**Problem**
The result should be every line in the data below that carries the string "JSON".

[Dataset records]
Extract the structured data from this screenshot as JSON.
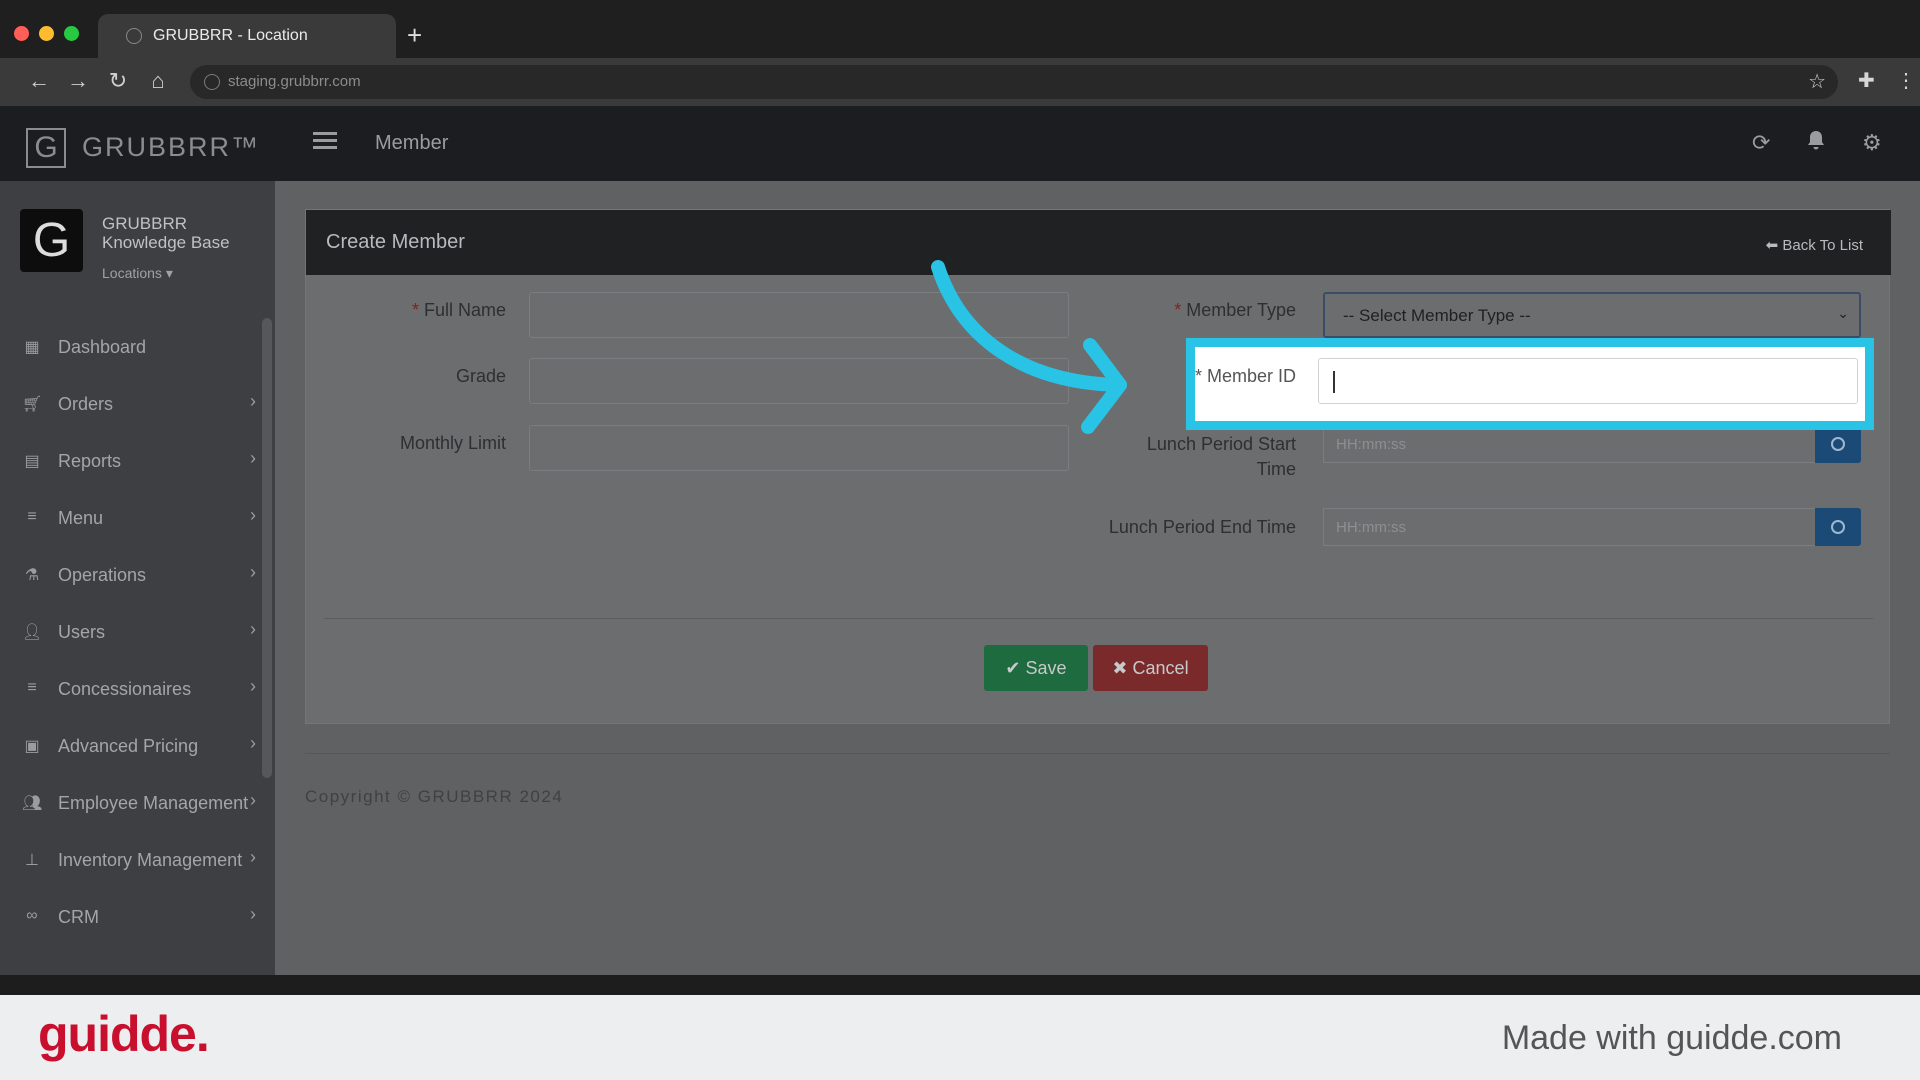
{
  "browser": {
    "tab_title": "GRUBBRR - Location",
    "url": "staging.grubbrr.com",
    "new_tab_label": "+"
  },
  "app": {
    "logo_letter": "G",
    "logo_text": "GRUBBRR™",
    "header_title": "Member",
    "brand_name": "GRUBBRR Knowledge Base",
    "locations_label": "Locations"
  },
  "sidebar": {
    "items": [
      {
        "label": "Dashboard",
        "icon": "dashboard-icon",
        "has_chevron": false
      },
      {
        "label": "Orders",
        "icon": "cart-icon",
        "has_chevron": true
      },
      {
        "label": "Reports",
        "icon": "document-icon",
        "has_chevron": true
      },
      {
        "label": "Menu",
        "icon": "list-icon",
        "has_chevron": true
      },
      {
        "label": "Operations",
        "icon": "flask-icon",
        "has_chevron": true
      },
      {
        "label": "Users",
        "icon": "user-plus-icon",
        "has_chevron": true
      },
      {
        "label": "Concessionaires",
        "icon": "list-icon",
        "has_chevron": true
      },
      {
        "label": "Advanced Pricing",
        "icon": "money-icon",
        "has_chevron": true
      },
      {
        "label": "Employee Management",
        "icon": "users-icon",
        "has_chevron": true
      },
      {
        "label": "Inventory Management",
        "icon": "sitemap-icon",
        "has_chevron": true
      },
      {
        "label": "CRM",
        "icon": "link-icon",
        "has_chevron": true
      }
    ]
  },
  "form": {
    "title": "Create Member",
    "back_link": "Back To List",
    "required_mark": "*",
    "full_name_label": "Full Name",
    "grade_label": "Grade",
    "monthly_limit_label": "Monthly Limit",
    "member_type_label": "Member Type",
    "member_type_value": "-- Select Member Type --",
    "member_id_label": "Member ID",
    "lunch_start_label": "Lunch Period Start Time",
    "lunch_end_label": "Lunch Period End Time",
    "time_placeholder": "HH:mm:ss",
    "save_label": "Save",
    "cancel_label": "Cancel"
  },
  "footer": {
    "copyright": "Copyright © GRUBBRR 2024"
  },
  "watermark": {
    "logo": "guidde.",
    "made_with": "Made with guidde.com"
  },
  "colors": {
    "highlight": "#29c3e6",
    "save": "#1d6b3f",
    "cancel": "#7a2a2a",
    "brand_red": "#c8102e"
  }
}
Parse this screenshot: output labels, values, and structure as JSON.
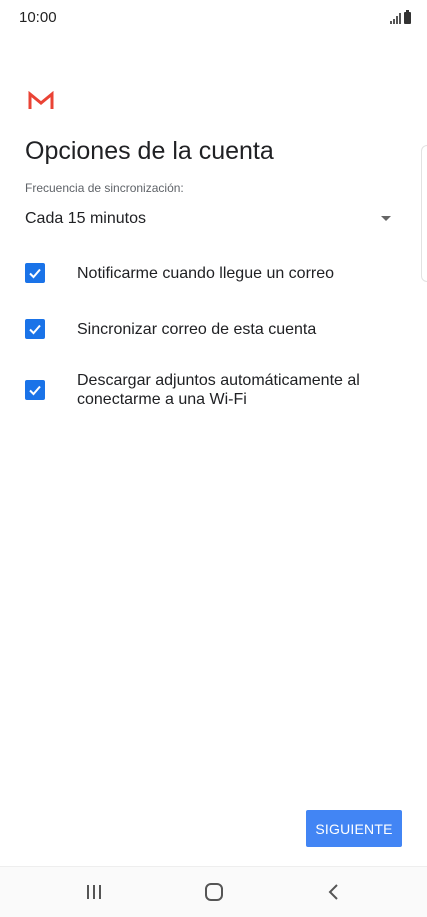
{
  "status_bar": {
    "time": "10:00",
    "icons": [
      "signal-icon",
      "battery-icon"
    ]
  },
  "app": {
    "logo": "gmail-logo",
    "brand_color": "#EA4335"
  },
  "page": {
    "title": "Opciones de la cuenta",
    "sync_label": "Frecuencia de sincronización:",
    "sync_value": "Cada 15 minutos"
  },
  "options": [
    {
      "label": "Notificarme cuando llegue un correo",
      "checked": true
    },
    {
      "label": "Sincronizar correo de esta cuenta",
      "checked": true
    },
    {
      "label": "Descargar adjuntos automáticamente al conectarme a una Wi-Fi",
      "checked": true
    }
  ],
  "actions": {
    "next_label": "SIGUIENTE"
  },
  "colors": {
    "accent": "#1A73E8",
    "button": "#4285F4"
  },
  "nav_bar": {
    "buttons": [
      "recent-apps-icon",
      "home-icon",
      "back-icon"
    ]
  }
}
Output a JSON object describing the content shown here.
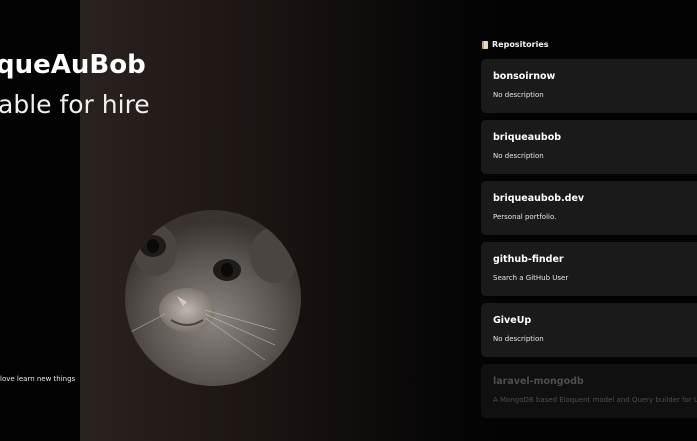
{
  "hero": {
    "name_partial": "queAuBob",
    "status_partial": "able for hire",
    "tagline_partial": "love learn new things"
  },
  "repositories": {
    "header": "Repositories",
    "icon": "book-icon",
    "items": [
      {
        "name": "bonsoirnow",
        "description": "No description"
      },
      {
        "name": "briqueaubob",
        "description": "No description"
      },
      {
        "name": "briqueaubob.dev",
        "description": "Personal portfolio."
      },
      {
        "name": "github-finder",
        "description": "Search a GitHub User"
      },
      {
        "name": "GiveUp",
        "description": "No description"
      },
      {
        "name": "laravel-mongodb",
        "description": "A MongoDB based Eloquent model and Query builder for Lara"
      }
    ]
  },
  "colors": {
    "background": "#030303",
    "card": "#1a1a1a",
    "card_faded": "#101010"
  }
}
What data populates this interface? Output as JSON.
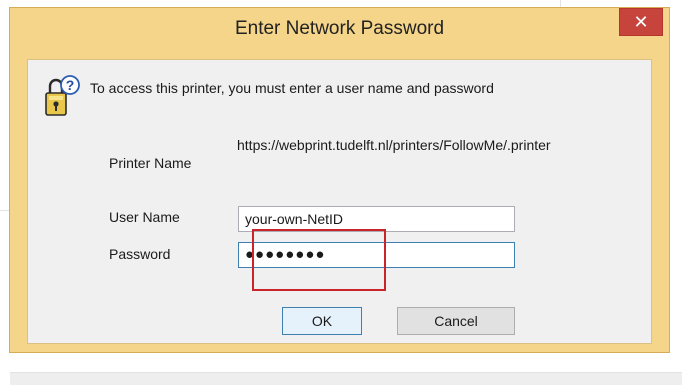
{
  "dialog": {
    "title": "Enter Network Password",
    "close_glyph": "✕",
    "icon": "key-lock-help-icon",
    "message": "To access this printer, you must enter a user name and password",
    "printer_name_label": "Printer Name",
    "printer_name_value": "https://webprint.tudelft.nl/printers/FollowMe/.printer",
    "username_label": "User Name",
    "username_value": "your-own-NetID",
    "password_label": "Password",
    "password_value": "●●●●●●●●",
    "ok_label": "OK",
    "cancel_label": "Cancel"
  },
  "colors": {
    "dialog_frame": "#f5d58a",
    "close_button": "#c7443d",
    "highlight": "#c9232c",
    "client_background": "#f0f0f0"
  }
}
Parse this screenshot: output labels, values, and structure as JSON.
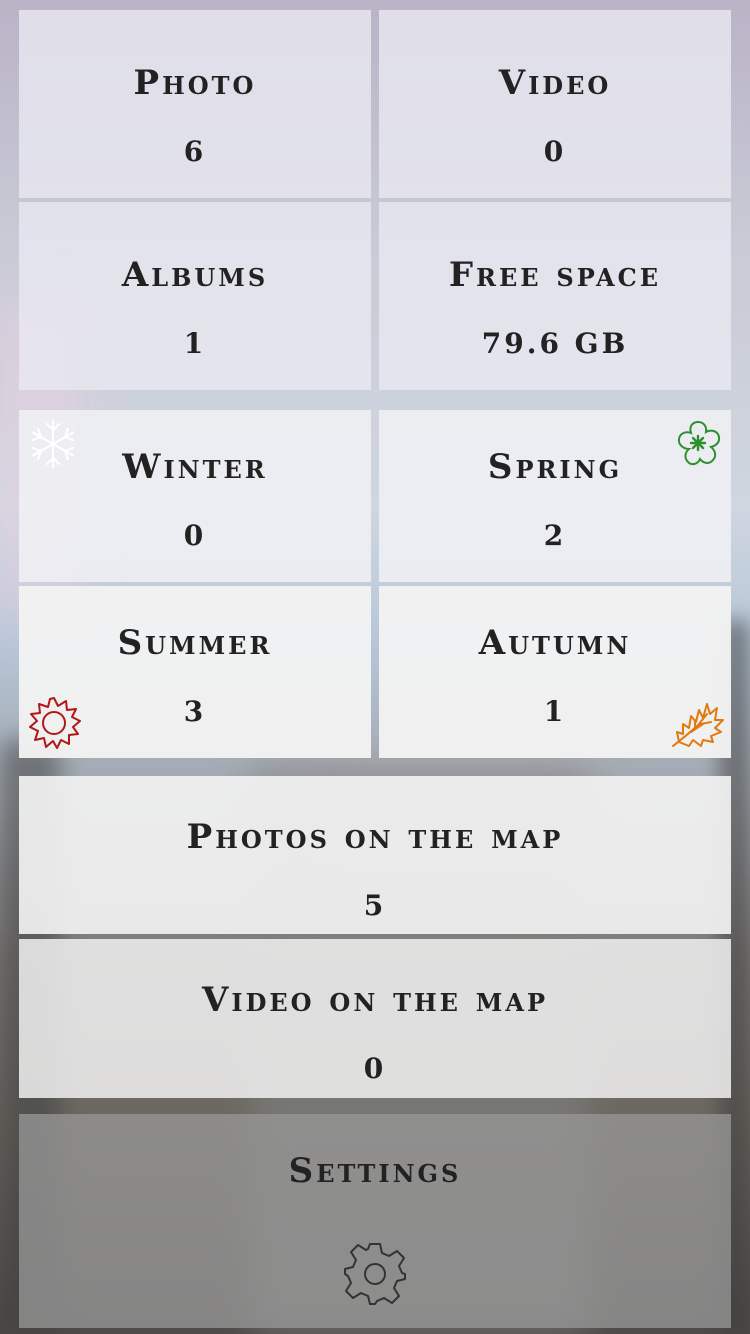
{
  "stats": {
    "photo": {
      "label": "Photo",
      "value": "6"
    },
    "video": {
      "label": "Video",
      "value": "0"
    },
    "albums": {
      "label": "Albums",
      "value": "1"
    },
    "free_space": {
      "label": "Free space",
      "value": "79.6 GB"
    }
  },
  "seasons": {
    "winter": {
      "label": "Winter",
      "value": "0",
      "icon": "snowflake-icon",
      "color": "#ffffff"
    },
    "spring": {
      "label": "Spring",
      "value": "2",
      "icon": "flower-icon",
      "color": "#3a9a3a"
    },
    "summer": {
      "label": "Summer",
      "value": "3",
      "icon": "sun-icon",
      "color": "#b01818"
    },
    "autumn": {
      "label": "Autumn",
      "value": "1",
      "icon": "leaf-icon",
      "color": "#e07a10"
    }
  },
  "map": {
    "photos": {
      "label": "Photos on the map",
      "value": "5"
    },
    "videos": {
      "label": "Video on the map",
      "value": "0"
    }
  },
  "settings": {
    "label": "Settings",
    "icon": "gear-icon"
  }
}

**Response to the exercise**
Extract the structured data from this screenshot as JSON.
Parse this screenshot: output labels, values, and structure as JSON.
Output a JSON object describing the content shown here.
What data populates this interface? Output as JSON.
Parse this screenshot: output labels, values, and structure as JSON.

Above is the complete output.